People who have insomnia may have been told that their sleeping troubles are "all in their head," but a new study shows that this condition is driven not only by psychological factors, but biological ones as well.
In the study, researchers in the Netherlands identified seven genes linked with insomnia, meaning there's a biological component to the sleep disorder.
"We hope that people will start to realize that insomnia is not 'all in the head' but a biological vulnerability," said study co-author Eus van Someren, a professor of sleep at the Netherlands Institute for Neuroscience. [7 Strange Facts About Insomnia]
But insomnia leads to more than groggy mornings; indeed, the impact of insomnia is underestimated, Van Someren told Live Science.
Previous research has shown, for example, that insomnia is a risk factor for depression and that the sleep disorder is linked to a higher risk of cardiovascular disease, diabetes and obesity, according to the study, published June 12 in the journal Nature Genetics (opens in new tab).
Insomnia seems to be one of the most common health complaints, the researchers said. Between 10 percent and 22 percent of all people are estimated to have the disorder, the researchers said.
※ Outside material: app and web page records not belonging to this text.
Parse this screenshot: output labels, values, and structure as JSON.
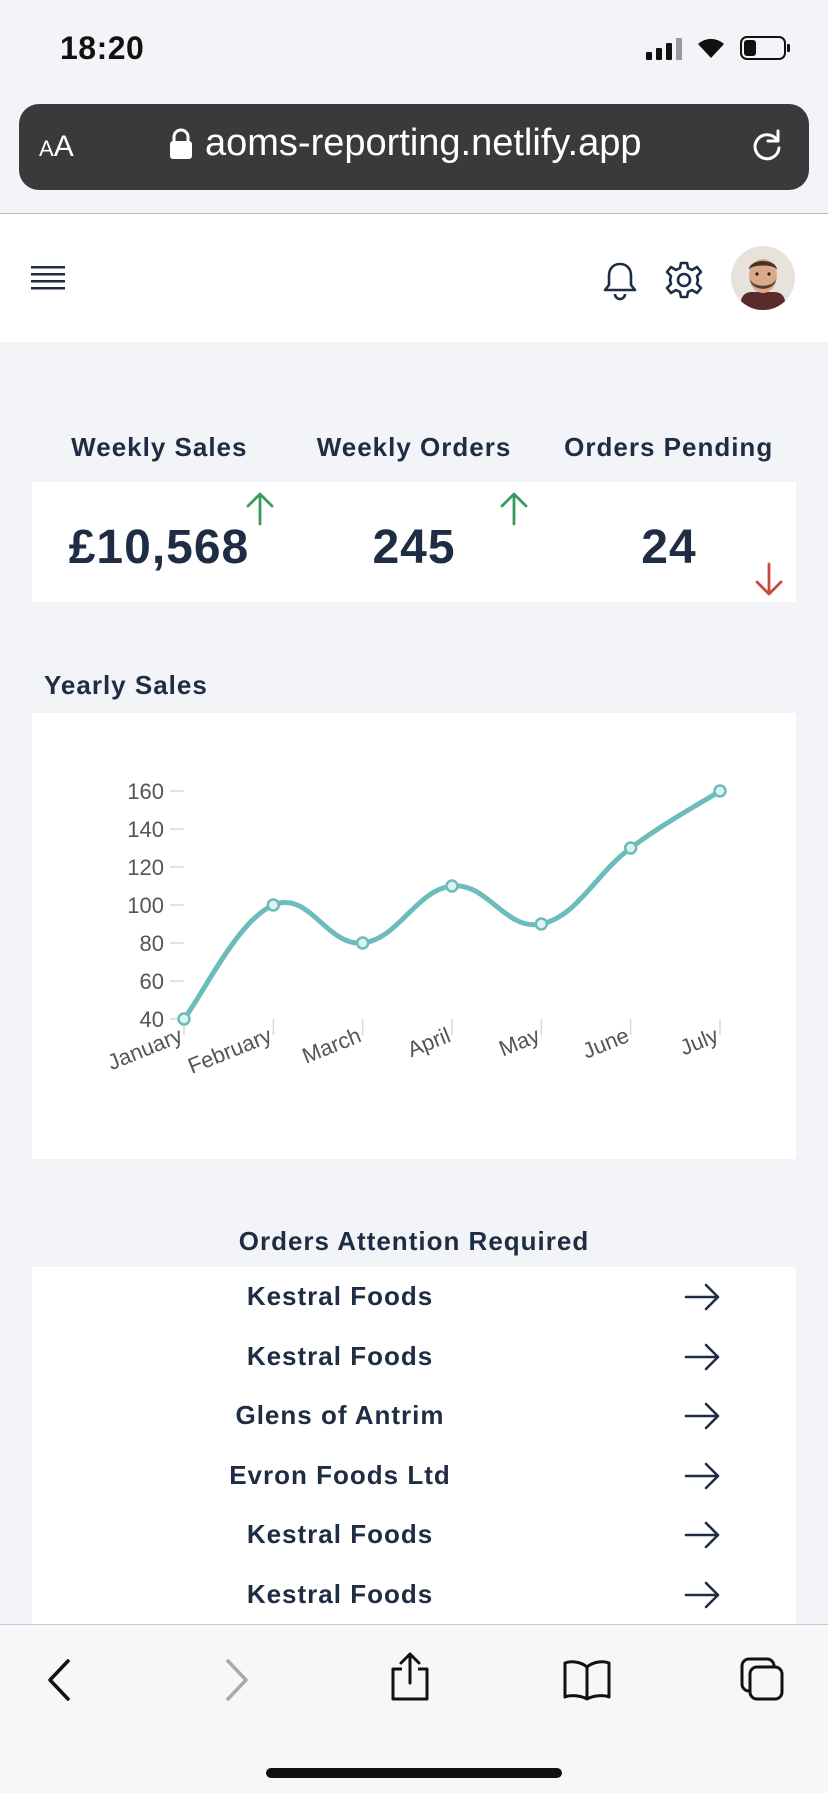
{
  "status": {
    "time": "18:20"
  },
  "browser": {
    "text_size_label": "AA",
    "url": "aoms-reporting.netlify.app"
  },
  "kpis": [
    {
      "label": "Weekly Sales",
      "value": "£10,568",
      "trend": "up",
      "trend_color": "#3d9a5f"
    },
    {
      "label": "Weekly Orders",
      "value": "245",
      "trend": "up",
      "trend_color": "#3d9a5f"
    },
    {
      "label": "Orders Pending",
      "value": "24",
      "trend": "down",
      "trend_color": "#c94a3e"
    }
  ],
  "yearly_sales": {
    "title": "Yearly Sales"
  },
  "chart_data": {
    "type": "line",
    "categories": [
      "January",
      "February",
      "March",
      "April",
      "May",
      "June",
      "July"
    ],
    "series": [
      {
        "values": [
          40,
          100,
          80,
          110,
          90,
          130,
          160
        ],
        "color": "#6cbdb9"
      }
    ],
    "yticks": [
      40,
      60,
      80,
      100,
      120,
      140,
      160
    ],
    "ylim": [
      40,
      160
    ],
    "title": "",
    "xlabel": "",
    "ylabel": "",
    "grid": false,
    "smooth": true
  },
  "orders_attention": {
    "title": "Orders Attention Required",
    "items": [
      {
        "name": "Kestral Foods"
      },
      {
        "name": "Kestral Foods"
      },
      {
        "name": "Glens of Antrim"
      },
      {
        "name": "Evron Foods Ltd"
      },
      {
        "name": "Kestral Foods"
      },
      {
        "name": "Kestral Foods"
      }
    ]
  },
  "colors": {
    "accent": "#6cbdb9",
    "text": "#1f2d44",
    "up": "#3d9a5f",
    "down": "#c94a3e"
  }
}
In the U.S., nearly 10 percent of adults have chronic insomnia, according to the Centers for Disease Control and Prevention.
Moreover, insomnia often runs in families, which suggests that it has a genetic basis, the researchers noted.
In the new study, the researchers analyzed the DNA of about 113,000 people whose average age was 57. In addition, everyone in the study was asked if they had trouble falling asleep at night, or if they woke up in the middle of the night. Those who responded to the question with "usually" were classified as having insomnia.
The researchers found that seven genes were more common in people who had insomnia, meaning that these seven genes could indicate that a person has an increased risk for the sleep disorder. [Top 10 Spooky Sleep Disorders]
One of the genes that the researchers identified was linked to other sleep disorders in previous studies. One of these sleep disorders is a condition called periodic limb movement disorder, involves repetitive movements of the arms and legs during sleep, and the other is called restless legs syndrome, which is characterized by strange and often painful sensations in the legs and an irresistible urge to move them while resting.
The researchers also noted that there was some overlap between the genes linked to insomnia and the genes linked to other mental health conditions, such as anxiety, depression and neuroticism. "This is an interesting finding, because these characteristics tend to go hand in hand with insomnia," study co-author Anke Hammerschlag, a doctoral student of functional genomics at Vrije Universiteit Amsterdam, said in a statement. "We now know that this is partly due to the shared genetic basis."
Scientists hope the findings will pave the way to a better understanding of insomnia's neural mechanisms and lead to new ways of treating the disorder, Van Someren said in a statement.
Originally published on Live Science.